The most-used sports picking system among my colleagues (The ZCode System) has consistently placed a higher and higher percentage on each Dickey start. And this is regardless of who he is facing (both starting pitcher and team). As much as I love the ZCode System, I have had continuous contact with the coding team to let them know something is painfully wrong with their algorithm when it comes to Dickey.
Yes, his stats make him a comfortable start. His outstanding season is making him a comfortable pick. His first-half of the season may have been the most brilliant start I have ever seen from an aging pitcher … one that should certainly earn Dickey the Comeback Player of the Year award.
But, from a betting perspective, he is dangerous. At least in my opinion.
I am sorry, but I refuse to place a bet on a starting pitcher whose best (and sometimes only) pitch is the knuckleball.
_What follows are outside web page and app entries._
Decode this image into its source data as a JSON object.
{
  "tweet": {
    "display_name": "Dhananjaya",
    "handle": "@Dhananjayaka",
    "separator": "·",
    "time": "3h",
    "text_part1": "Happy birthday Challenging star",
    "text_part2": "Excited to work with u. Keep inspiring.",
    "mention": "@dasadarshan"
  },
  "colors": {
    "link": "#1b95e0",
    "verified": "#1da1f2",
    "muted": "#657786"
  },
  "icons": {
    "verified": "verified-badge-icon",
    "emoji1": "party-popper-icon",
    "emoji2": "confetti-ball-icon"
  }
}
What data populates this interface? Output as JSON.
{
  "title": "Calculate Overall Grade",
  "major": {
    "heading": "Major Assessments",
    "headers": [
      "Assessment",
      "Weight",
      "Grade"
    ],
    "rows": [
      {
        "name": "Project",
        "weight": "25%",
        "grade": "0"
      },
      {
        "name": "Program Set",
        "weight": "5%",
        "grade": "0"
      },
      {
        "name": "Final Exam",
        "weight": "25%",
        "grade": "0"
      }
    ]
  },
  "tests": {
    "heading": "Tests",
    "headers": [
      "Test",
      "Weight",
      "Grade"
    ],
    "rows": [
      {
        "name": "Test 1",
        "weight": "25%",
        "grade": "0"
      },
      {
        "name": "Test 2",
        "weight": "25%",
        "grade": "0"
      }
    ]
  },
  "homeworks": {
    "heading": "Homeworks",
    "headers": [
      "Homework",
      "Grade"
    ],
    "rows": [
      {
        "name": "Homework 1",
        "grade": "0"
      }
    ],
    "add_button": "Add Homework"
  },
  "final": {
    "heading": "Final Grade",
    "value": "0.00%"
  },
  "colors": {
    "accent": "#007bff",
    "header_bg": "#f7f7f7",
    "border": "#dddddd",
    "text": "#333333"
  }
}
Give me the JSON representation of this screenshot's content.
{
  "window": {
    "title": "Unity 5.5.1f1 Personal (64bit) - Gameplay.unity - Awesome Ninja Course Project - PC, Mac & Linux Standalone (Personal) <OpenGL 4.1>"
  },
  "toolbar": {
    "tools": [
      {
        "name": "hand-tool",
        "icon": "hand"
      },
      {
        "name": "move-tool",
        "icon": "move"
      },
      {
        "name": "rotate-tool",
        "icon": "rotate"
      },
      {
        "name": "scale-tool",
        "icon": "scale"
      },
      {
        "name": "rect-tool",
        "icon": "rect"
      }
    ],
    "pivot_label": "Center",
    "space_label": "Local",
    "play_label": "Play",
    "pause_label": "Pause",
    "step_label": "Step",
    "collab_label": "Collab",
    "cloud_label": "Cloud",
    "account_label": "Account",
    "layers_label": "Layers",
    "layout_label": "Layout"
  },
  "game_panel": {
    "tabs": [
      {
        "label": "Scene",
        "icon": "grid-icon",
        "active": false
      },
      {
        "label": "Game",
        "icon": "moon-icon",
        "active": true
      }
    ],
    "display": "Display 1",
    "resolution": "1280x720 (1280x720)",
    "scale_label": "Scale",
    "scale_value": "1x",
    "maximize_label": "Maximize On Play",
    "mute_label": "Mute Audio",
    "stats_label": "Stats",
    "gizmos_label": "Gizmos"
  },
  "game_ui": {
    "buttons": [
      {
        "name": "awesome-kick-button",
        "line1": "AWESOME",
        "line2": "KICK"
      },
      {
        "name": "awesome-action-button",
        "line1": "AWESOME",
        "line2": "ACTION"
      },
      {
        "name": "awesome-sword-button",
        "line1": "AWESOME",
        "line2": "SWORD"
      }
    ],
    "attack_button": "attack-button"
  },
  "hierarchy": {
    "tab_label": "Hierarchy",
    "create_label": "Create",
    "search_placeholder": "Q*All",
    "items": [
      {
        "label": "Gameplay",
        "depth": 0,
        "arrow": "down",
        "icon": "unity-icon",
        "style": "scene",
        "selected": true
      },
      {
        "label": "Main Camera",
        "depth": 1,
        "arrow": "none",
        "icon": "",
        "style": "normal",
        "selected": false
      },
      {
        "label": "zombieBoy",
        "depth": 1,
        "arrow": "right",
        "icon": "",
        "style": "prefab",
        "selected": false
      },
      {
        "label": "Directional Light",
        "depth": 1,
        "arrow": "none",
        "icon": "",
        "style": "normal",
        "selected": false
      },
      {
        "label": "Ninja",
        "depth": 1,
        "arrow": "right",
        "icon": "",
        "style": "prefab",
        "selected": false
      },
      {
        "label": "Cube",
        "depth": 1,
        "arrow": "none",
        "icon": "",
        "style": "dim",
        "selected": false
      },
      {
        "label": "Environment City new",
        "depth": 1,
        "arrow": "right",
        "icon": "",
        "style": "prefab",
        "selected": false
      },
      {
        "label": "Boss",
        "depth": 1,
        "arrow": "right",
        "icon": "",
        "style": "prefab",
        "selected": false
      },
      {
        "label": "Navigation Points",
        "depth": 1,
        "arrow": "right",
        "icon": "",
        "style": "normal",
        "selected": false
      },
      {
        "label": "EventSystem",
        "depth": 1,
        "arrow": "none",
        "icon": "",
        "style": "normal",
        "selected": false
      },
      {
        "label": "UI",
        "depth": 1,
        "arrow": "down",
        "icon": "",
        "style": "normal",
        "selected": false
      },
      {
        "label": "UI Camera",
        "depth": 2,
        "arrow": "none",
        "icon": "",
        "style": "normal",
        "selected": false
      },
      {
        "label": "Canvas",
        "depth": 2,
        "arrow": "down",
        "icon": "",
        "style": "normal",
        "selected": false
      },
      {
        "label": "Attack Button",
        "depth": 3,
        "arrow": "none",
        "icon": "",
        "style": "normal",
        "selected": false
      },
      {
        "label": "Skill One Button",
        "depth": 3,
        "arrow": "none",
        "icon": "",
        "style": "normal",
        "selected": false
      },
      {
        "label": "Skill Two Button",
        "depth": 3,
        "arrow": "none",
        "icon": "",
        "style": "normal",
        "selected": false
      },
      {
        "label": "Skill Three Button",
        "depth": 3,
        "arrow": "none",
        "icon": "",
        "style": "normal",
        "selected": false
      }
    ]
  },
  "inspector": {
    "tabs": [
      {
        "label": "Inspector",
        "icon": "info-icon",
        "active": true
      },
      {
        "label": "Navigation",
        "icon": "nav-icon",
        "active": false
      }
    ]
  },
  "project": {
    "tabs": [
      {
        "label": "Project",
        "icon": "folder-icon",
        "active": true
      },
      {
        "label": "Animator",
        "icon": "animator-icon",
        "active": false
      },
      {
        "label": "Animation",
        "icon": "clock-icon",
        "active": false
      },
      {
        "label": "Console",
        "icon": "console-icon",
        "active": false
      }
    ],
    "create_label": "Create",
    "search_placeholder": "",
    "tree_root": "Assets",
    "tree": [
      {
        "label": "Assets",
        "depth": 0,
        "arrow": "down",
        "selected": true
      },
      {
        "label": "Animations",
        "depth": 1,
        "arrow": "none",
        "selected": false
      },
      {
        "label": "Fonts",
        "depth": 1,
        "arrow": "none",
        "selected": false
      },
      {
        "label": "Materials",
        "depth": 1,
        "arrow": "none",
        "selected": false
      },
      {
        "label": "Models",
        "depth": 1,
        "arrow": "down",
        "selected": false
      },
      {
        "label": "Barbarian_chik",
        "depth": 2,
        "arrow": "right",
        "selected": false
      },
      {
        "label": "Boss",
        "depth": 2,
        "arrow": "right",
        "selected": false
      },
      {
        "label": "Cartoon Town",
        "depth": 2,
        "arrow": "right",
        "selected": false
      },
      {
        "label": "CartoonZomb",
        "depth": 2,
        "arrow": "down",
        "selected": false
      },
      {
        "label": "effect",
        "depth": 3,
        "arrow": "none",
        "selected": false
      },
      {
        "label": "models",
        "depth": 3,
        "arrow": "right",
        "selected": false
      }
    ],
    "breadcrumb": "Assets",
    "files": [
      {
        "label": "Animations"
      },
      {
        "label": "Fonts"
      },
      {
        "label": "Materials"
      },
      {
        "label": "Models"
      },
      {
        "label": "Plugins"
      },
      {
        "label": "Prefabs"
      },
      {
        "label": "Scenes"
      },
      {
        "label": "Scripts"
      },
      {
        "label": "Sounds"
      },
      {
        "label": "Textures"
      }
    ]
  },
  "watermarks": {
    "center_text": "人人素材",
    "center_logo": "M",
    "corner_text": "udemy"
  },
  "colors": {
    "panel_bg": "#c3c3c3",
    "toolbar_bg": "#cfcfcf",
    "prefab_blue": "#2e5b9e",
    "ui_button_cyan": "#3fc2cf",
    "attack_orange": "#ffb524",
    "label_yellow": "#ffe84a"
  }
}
As we have witnessed, when Dickey’s knuckler is on point, he is all but an ace of aces.
However, when his knuckleball is not moving like a drunken sailor on a sinking ship, he gets nailed. Hard. And it is painful to watch.
If there is anything that everybody knows about the knuckleball, it’s this: It’s a fickle pitch. Sometimes the pitcher just cannot make it work no matter what he tries.
And that, simply put, is why I stay away from each and every Dickey start. There have been, of course, a few cases where I could have won upwards of $700 if I placed my bet on Dickey, but the opposite is just as true, too (I could have lost $700). I am not putting that kind of cash on a pitch that is as unreliable as the Edmund Fitzgerald.
In the end, if you have consumed the Dickey Kool-Aid, free feel to keep on betting on him. As for me, I will be playing it safe and continue to bet on pitchers who have a fully developed repertoire of pitches that are not as fickle and unpredictable on a start-to-start basis.